i have been interested in using carbon fibre in a fretless app. i need to make a prototype neck and see what happens.
#9
@K33nbl4d3 robbgnarly's explanation would be better, coz' on fretless guitars, you have access to as many tones as you want, so if you wanted to play without sounding flat or sharp, a part of your finger has to be on the bit where the fretwire used to be in a very precise area. You're accuracy would be much better if you fretted the spot vertically with your nail, but playing everything with your nails would be extremely hard, and could make markings in the fingerboard
#10
Quote by jzRTCAQ!PY13575
Hey everybody.
I'm probably going for a conversion to fretless guitar because I want to be able to play all the possible tones and the sliding effect is sick.

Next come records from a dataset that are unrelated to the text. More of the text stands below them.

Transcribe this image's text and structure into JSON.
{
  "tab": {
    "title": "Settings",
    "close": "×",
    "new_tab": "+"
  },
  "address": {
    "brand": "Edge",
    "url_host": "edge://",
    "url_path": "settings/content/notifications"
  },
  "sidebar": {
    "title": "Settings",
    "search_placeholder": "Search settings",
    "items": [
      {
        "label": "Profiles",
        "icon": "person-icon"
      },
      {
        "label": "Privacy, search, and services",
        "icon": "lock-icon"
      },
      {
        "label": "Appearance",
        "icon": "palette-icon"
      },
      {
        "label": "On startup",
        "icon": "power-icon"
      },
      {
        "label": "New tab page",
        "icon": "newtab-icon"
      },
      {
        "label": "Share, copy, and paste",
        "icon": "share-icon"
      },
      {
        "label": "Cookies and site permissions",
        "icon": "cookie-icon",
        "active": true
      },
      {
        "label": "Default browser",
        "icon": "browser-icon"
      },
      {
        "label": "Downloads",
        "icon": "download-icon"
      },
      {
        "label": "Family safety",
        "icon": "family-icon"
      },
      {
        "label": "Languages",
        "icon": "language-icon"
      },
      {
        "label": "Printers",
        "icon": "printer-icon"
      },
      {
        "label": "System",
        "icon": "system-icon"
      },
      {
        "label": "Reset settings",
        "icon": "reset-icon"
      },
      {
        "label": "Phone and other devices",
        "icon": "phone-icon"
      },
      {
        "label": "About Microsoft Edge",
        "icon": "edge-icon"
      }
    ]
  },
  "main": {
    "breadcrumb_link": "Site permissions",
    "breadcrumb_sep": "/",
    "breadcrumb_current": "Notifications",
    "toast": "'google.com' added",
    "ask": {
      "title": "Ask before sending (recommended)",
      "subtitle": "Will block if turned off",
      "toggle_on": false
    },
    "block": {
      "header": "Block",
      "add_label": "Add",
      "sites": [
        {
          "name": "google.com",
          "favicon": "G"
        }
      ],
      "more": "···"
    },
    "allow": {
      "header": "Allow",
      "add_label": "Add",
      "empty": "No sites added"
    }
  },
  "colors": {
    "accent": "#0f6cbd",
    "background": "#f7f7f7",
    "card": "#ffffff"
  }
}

However, it sounds normal that roundwounds will make marks in the fingerboard, unlike flatwounds, but flatwounds apparently tend to go sharp if you press even slightly hard. So, I was thinking, does a glass fingerboard get marked with roundwounds, or is it quite solide?. Anybody done this?

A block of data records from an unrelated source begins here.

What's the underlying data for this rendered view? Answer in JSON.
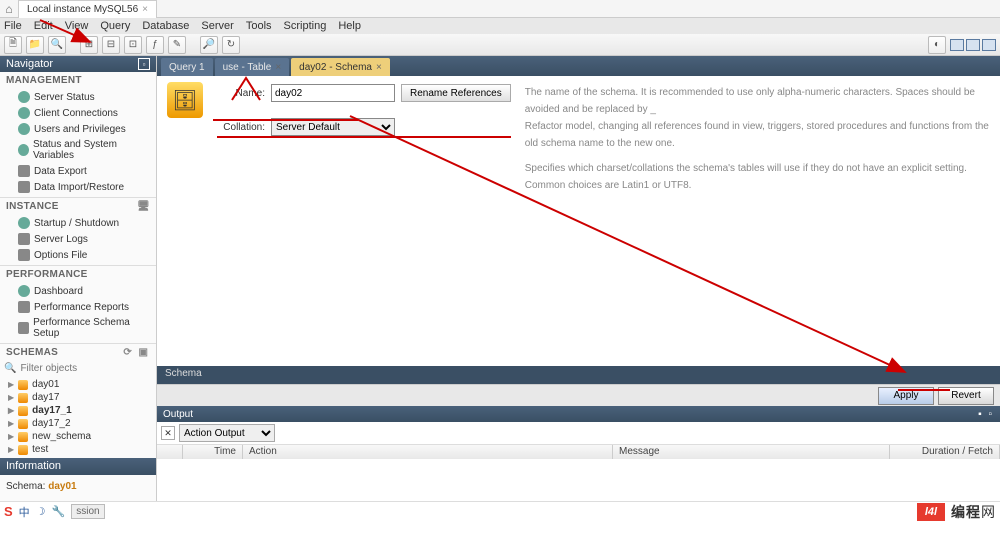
{
  "title_tab": "Local instance MySQL56",
  "menubar": [
    "File",
    "Edit",
    "View",
    "Query",
    "Database",
    "Server",
    "Tools",
    "Scripting",
    "Help"
  ],
  "navigator": {
    "header": "Navigator",
    "management_title": "MANAGEMENT",
    "management": [
      "Server Status",
      "Client Connections",
      "Users and Privileges",
      "Status and System Variables",
      "Data Export",
      "Data Import/Restore"
    ],
    "instance_title": "INSTANCE",
    "instance": [
      "Startup / Shutdown",
      "Server Logs",
      "Options File"
    ],
    "performance_title": "PERFORMANCE",
    "performance": [
      "Dashboard",
      "Performance Reports",
      "Performance Schema Setup"
    ],
    "schemas_title": "SCHEMAS",
    "search_placeholder": "Filter objects",
    "schemas": [
      "day01",
      "day17",
      "day17_1",
      "day17_2",
      "new_schema",
      "test"
    ],
    "info_header": "Information",
    "info_label": "Schema:",
    "info_value": "day01"
  },
  "tabs": [
    {
      "label": "Query 1",
      "active": false
    },
    {
      "label": "use - Table",
      "active": false
    },
    {
      "label": "day02 - Schema",
      "active": true
    }
  ],
  "editor": {
    "name_label": "Name:",
    "name_value": "day02",
    "rename_btn": "Rename References",
    "collation_label": "Collation:",
    "collation_value": "Server Default",
    "desc1": "The name of the schema. It is recommended to use only alpha-numeric characters. Spaces should be avoided and be replaced by _",
    "desc2": "Refactor model, changing all references found in view, triggers, stored procedures and functions from the old schema name to the new one.",
    "desc3": "Specifies which charset/collations the schema's tables will use if they do not have an explicit setting. Common choices are Latin1 or UTF8."
  },
  "schema_bar": "Schema",
  "apply": "Apply",
  "revert": "Revert",
  "output": {
    "header": "Output",
    "select": "Action Output",
    "cols": {
      "time": "Time",
      "action": "Action",
      "message": "Message",
      "duration": "Duration / Fetch"
    }
  },
  "taskbar_hint": "ssion",
  "watermark": "编程网"
}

Idk about making it out of glass, I haven't used flat wounds for any really long amount of time, so idk how much they would score the fretboard. As for glass, I would imagine round wounds would also score the glass. Even if you made it out of gorilla glass. Put it this way, would you want to put your phone under your strings and bend around over it for a while? I wouldn't.

I don't think you should worry about being sharp or flat by how hard you press. You have full control on a fretless to get the exact pitch you want. So how sharp or flat you ever are depends entirely on you, and not your gear, really. Even if the intonation and stuff is slightly out, you could accommodate for that intuitively. You would want everything in tune and with correct intonation though anyway, obviously, but sharp or flat depending on how hard you push? It doesn't matter, really, imo.

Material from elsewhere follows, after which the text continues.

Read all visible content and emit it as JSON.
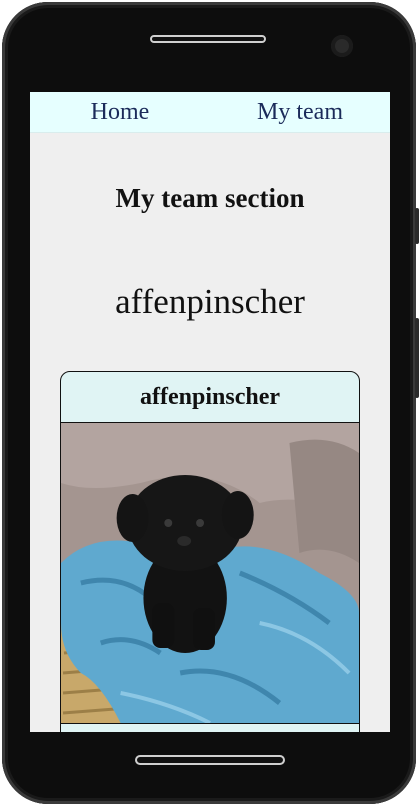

#11
@fingrpikingood As proper flatwounds don't have those gaps like in roundwounds, it looks like they wouldn't chew anything up on guitar as quickly. As for bending, that's out of the question. I'll put some good gauges on until bending is nearly impossible, because usually on fretless, you have to quickly slide up instead of bending.
You are right about the flat/sharp thing, but I think that's mostly if your playing in a sort of sliding manner on one string. Chords will be a different story, and if I can get some 12-tone chords down, playing mixed microtonal ones will be approchable. It'd be a nightmare trying to do that with unequal intonation in different areas.
#12
Good luck with chords. I don't think I would ever embark on that journey. Chords are hard enough sometimes when I have the whole fret of space for margin of error.
#13
You don't need to worry about flatwounds going out of tune with pressure on a fretless. They pull out of tune on a fretted instrument because they glide easily perpendicular to the fret, and when you press down too hard, you yank more of the string past the fret. With a fretless, it's essentially impossible to add tension in this way, because you are merely stopping the string between the board and your finger. More tension just pushes the string tighter to the board, which is probably bad for your hands in the long run, but not something that's going to pull the string noticeably sharp.

I think the bigger problem with glass would be practicality. I'm sure there are a couple of people out there capable of making a glass board, but it can't be cheap, and it doesn't strike me as something that could be managed by an amateur. Resin/epoxy/CA would be far easier, and less fragile. There are plenty of instruments out there with resin boards and they work quite well. You can put fiberglass or carbon fiber under it, too, if you like. Pouring and shaping resin is far more forgiving than working glass, and doesn't involve a furnace.
#14
^^ +1 on Roc's first point. Playing flatwounds taught me how much excess finger pressure I was playing with.